Massively progressing digitalisation
How does the Emag Group in Salach intend to massively progress the digitalisation of its production technology for establishing intelligent factories? Oliver Hagenlocher, Head of Marketing, explains: “Digitalisation is already a reality for us. Today’s world is now digital, so we need solutions immediately.” Firstly, he says, the task is to identify how existing applications can be optimised and rendered accessible to the digital world. Secondly, it needs to be clarified what requirements this will entail for the production operation of tomorrow.
Besides developing software solutions, Emag also intends to render the relevant hardware (in the shape of machine tools and automation solutions) fit for purpose in the smart factory. This thrust is exemplified by the modularised machines and the matching modularised Trackmotion automation concept. This combination enables production lines to be constructed on a modular principle. Machining processes are broken down into easy-to-handle sub-processes, and set up on the appropriate modularised machines – which is already being practised in sprocket manufacture, for example. The Trackmotion automation system here enables the modularised machines to be very simply and efficiently concatenated.
With harmonised usability of the software, Emag aims to “simplify control, monitoring and analysis of the production operation”. In practice, says Oliver Hagenlocher, it works like this: “The usability or user experience (UX) constitutes developments within the context of digitalisation, and describes the experiences that an end-user has gained with a particular software package. In the category of mobile apps, particularly, a positive UX is crucial to the success of a software package.” Nowadays, users expect not only a substantively fit-for-purpose software package, but also an intuitive operator control concept, one that facilitates a fast start-up without any elaborate training being required.

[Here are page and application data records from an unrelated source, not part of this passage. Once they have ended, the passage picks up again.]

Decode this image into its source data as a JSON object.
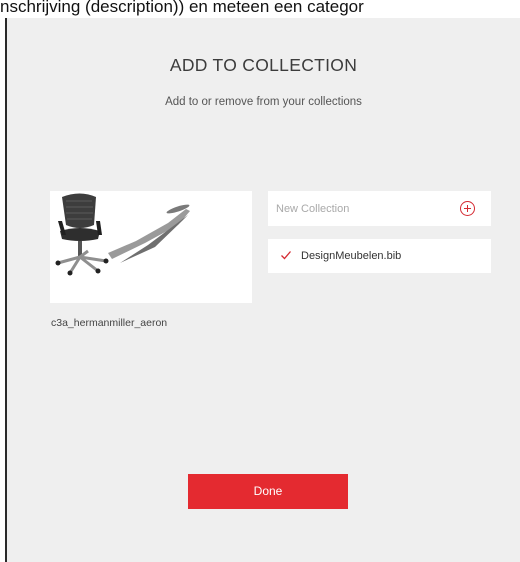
{
  "background": {
    "partial_text": "nschrijving (description)) en meteen een categor"
  },
  "dialog": {
    "title": "ADD TO COLLECTION",
    "subtitle": "Add to or remove from your collections",
    "model_name": "c3a_hermanmiller_aeron",
    "new_collection_placeholder": "New Collection",
    "add_icon": "plus-circle-icon",
    "collections": [
      {
        "label": "DesignMeubelen.bib",
        "checked": true
      }
    ],
    "done_label": "Done",
    "accent_color": "#e42a30"
  }
}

“We’re looking forward,” says Oliver, “to presenting our new solutions to existing and prospective customers at the EMO Hannover 2017, and in a direct dialogue collecting further ideas and opinions, enabling us to tailor our products even more responsively to the requirements obtaining in the industrial sector.”
Solutions in the cloud and at the machine
Another instrument for process optimisation is the Tool Lifecycle Management Strategy (TLM) from TDM Systems GmbH in Tübingen. Managing Director Peter Schneck explains how important this strategy is for the factory of the future: “Two years ago, when we introduced this strategy, we raised classical tool data management to a whole new level. Thus it’s the unique selling point of our software that the system not only manages and makes available any information once inputted, but above all that during production of a workpiece it collects the relevant data at the machine. This data feedback creates a continuous improvement process quasi in the loop.”
From the EMO Hannover 2017, Peter Schneck is primarily expecting a focus on the issues of digitalisation and networking: “This has always been our core competence, long before the times of Industry 4.0. With this new era, the options available for tool lifecycle management are multiplied.” Networking – and thus TLM – no longer stops at the doors of the factory hall. Modern-day TLM, he says, means transparency and cooperation that transcend the boundaries of individual plants, locations and nations, with short response times and mobile utilisation. To quote Peter Schneck: “We are, of course, embracing the dominant trend of being able to manage data and make them available through and in the cloud. Thus the future of TLM lies in the cloud as well.”